Though he mourned the death of his son, Wrecca was pleased to see Elfnóth grow into a fine warrior, joining him as a housecarl of Thane Dagred. In time, Wrecca’s hostility towards the thane’s family subsided and his love for his lord returned. They rode together and drank together and Wrecca was well rewarded by his lord for his years of service. Though the death of their son had brought Sungifu and Wrecca closer together for a time, soon Wrecca returned to his old ways and neglected his wife and daughter in favor of the company of his lord and the knights of Snowbourn. He consorted with other women once more, but Sungifu remained in the fraught marriage for the sake of making sure Frideswíth had a father. For a time, things returned to the way they were before Wiglác’s death. This all changed, however, when Fastred, the hot-blooded son of Thane Dagred, took on leadership of the thane’s knights. He fell to arrogance when pursuing a band of raiding orcs into an ambush—there Elfnóth and ten other knights were shot full of orc-arrows and died, with only a few making it out alive.
In his grief and his rage, Wrecca remembered the past injuries he had suffered from the thane’s kin—the death of his son and sister-son and too the past feuds that had once embroiled the two families. Though he spoke fairly to his lord, Wrecca did not forget these pains, and served his lord with a bitter heart.
When a band of orcs came to Rohan the next summer and Thane Dagred sallied out to meet them with but a few of his warriors, he and his men were surprised and pierced by orc-darts—dying, he cried out for the small band of reinforcements that Wrecca led to aid him, to which Wrecca replied:
‘Recall the death of my son and my sister-son for the recklessness of your kin, Dagred Thane; yours is a bolder line that mine and more lucky. The Thane of Walstow requires aid up the river, and we shall join young Fastred in defending him. Yours is a storied lineage of lords, and you descended from such noble blood shall surely not perish so easily.’
Dagred soon died after Wrecca’s riders rode past him and Fastred became the new Thane of Snowbourn. Fastred, angered that Wrecca would let his father die, banished the knight from Snowbourn. Wrecca attempted to have his wife and daughter leave with him, but Sungifu refused, not wishing to put up with the man’s feud any longer. Wrecca then struck her in anger, slapping her across the cheek. For this he was quickly divorced, and Wrecca left Snowbourn alone, with only his steed Ellenróf as a companion. Now he wanders the Mark fighting as he has before, searching for glory and fame and the status Thane Fastred ripped from him.
His ex-wife Sungifu and his estranged daughter Frideswíth remain in Snowbourn. He remains fond of his sister Wulfrún and his brother-in-law Elfstan, and at times he will speak of his dead son and sister-son.
The foes of Rohan, wherever they might be. Fastred of Snowbourn and all others who have slighted him and his kin.

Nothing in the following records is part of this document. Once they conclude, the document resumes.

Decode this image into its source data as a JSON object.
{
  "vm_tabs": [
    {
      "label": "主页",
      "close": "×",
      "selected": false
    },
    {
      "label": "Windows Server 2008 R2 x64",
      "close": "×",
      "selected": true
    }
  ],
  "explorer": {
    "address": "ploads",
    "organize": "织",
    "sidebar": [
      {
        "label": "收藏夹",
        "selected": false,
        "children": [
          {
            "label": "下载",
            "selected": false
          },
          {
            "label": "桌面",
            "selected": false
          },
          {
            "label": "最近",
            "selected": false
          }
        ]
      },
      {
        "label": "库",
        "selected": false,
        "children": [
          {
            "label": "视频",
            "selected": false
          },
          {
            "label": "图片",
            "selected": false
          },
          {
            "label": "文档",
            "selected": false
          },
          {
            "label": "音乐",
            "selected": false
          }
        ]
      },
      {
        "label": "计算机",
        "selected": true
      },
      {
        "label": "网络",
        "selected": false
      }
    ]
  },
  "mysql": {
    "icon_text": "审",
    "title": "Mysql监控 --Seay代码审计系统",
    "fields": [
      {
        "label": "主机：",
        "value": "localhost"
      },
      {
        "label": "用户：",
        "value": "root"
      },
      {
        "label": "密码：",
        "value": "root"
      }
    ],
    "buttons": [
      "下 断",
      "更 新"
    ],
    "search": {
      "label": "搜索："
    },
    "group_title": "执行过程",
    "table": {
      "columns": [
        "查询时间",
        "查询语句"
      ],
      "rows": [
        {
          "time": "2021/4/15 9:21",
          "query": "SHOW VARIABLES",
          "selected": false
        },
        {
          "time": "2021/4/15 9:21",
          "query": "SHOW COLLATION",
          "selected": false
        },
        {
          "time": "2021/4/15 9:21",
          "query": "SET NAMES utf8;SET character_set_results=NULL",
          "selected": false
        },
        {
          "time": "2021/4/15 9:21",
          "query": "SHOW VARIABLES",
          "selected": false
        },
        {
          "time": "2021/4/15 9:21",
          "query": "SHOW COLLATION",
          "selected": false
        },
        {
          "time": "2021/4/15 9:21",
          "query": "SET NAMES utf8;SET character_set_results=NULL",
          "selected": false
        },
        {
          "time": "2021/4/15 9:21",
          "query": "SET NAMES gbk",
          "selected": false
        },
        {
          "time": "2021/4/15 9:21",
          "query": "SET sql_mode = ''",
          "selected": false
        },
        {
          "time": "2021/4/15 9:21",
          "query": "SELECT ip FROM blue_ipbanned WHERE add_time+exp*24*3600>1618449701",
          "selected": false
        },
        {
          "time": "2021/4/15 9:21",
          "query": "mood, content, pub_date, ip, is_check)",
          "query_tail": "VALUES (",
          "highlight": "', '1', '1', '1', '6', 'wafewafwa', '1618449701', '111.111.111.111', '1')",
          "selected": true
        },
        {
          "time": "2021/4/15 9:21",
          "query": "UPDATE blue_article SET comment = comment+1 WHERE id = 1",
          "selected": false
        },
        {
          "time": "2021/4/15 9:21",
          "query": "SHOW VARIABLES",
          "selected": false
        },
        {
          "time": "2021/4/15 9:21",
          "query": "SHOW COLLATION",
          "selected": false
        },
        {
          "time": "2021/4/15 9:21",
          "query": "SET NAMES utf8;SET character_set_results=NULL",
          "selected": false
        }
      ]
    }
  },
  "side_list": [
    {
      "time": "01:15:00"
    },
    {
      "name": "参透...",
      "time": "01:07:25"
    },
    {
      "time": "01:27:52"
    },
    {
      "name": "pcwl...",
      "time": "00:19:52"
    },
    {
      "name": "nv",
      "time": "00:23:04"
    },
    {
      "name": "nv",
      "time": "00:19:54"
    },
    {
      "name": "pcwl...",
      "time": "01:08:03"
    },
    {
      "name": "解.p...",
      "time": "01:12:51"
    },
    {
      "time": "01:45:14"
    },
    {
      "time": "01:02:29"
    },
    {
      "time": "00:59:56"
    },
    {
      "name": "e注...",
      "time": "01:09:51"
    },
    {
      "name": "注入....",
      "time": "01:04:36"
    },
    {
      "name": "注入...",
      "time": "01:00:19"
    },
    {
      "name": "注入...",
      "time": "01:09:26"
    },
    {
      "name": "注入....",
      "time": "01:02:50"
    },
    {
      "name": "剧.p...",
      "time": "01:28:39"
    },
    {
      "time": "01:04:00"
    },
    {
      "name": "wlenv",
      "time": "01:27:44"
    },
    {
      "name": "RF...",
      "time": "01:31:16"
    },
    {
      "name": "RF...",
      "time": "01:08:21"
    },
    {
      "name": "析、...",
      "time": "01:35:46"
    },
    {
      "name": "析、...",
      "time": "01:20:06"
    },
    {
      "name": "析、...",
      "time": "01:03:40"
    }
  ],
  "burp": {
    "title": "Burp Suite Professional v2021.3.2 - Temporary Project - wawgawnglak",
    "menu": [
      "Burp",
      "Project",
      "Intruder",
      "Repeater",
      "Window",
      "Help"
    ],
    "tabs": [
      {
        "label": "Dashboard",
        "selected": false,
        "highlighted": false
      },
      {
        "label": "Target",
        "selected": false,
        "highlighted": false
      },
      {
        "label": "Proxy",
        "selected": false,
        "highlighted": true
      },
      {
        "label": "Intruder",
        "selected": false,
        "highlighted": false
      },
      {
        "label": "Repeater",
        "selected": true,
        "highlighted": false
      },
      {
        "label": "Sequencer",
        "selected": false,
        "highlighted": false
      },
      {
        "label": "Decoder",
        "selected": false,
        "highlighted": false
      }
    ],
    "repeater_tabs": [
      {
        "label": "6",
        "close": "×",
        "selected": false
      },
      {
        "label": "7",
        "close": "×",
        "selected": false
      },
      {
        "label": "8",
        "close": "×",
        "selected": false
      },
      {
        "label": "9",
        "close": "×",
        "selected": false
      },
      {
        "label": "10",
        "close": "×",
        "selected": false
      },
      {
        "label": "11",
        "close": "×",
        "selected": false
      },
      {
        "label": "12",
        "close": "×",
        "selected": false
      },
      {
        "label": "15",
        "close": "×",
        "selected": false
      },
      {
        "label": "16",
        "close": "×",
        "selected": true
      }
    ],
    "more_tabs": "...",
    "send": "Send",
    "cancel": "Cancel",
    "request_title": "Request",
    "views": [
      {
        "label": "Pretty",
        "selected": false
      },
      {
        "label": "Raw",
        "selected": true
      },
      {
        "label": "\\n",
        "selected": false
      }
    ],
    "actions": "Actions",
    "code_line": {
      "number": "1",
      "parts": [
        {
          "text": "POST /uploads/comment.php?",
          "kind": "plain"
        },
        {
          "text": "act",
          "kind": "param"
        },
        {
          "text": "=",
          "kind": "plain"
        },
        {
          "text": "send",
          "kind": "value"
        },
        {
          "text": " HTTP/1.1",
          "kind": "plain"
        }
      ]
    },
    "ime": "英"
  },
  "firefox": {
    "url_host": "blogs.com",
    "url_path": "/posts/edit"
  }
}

The play of swords, games of strength, and the battle-songs of Rohan.
Unpaid debts, the lonesome wilderness, and the cruel turn of Fate.
To win glory and have his name live on after his death.
‘The fearless, the ruthless, these alone will achieve victory.’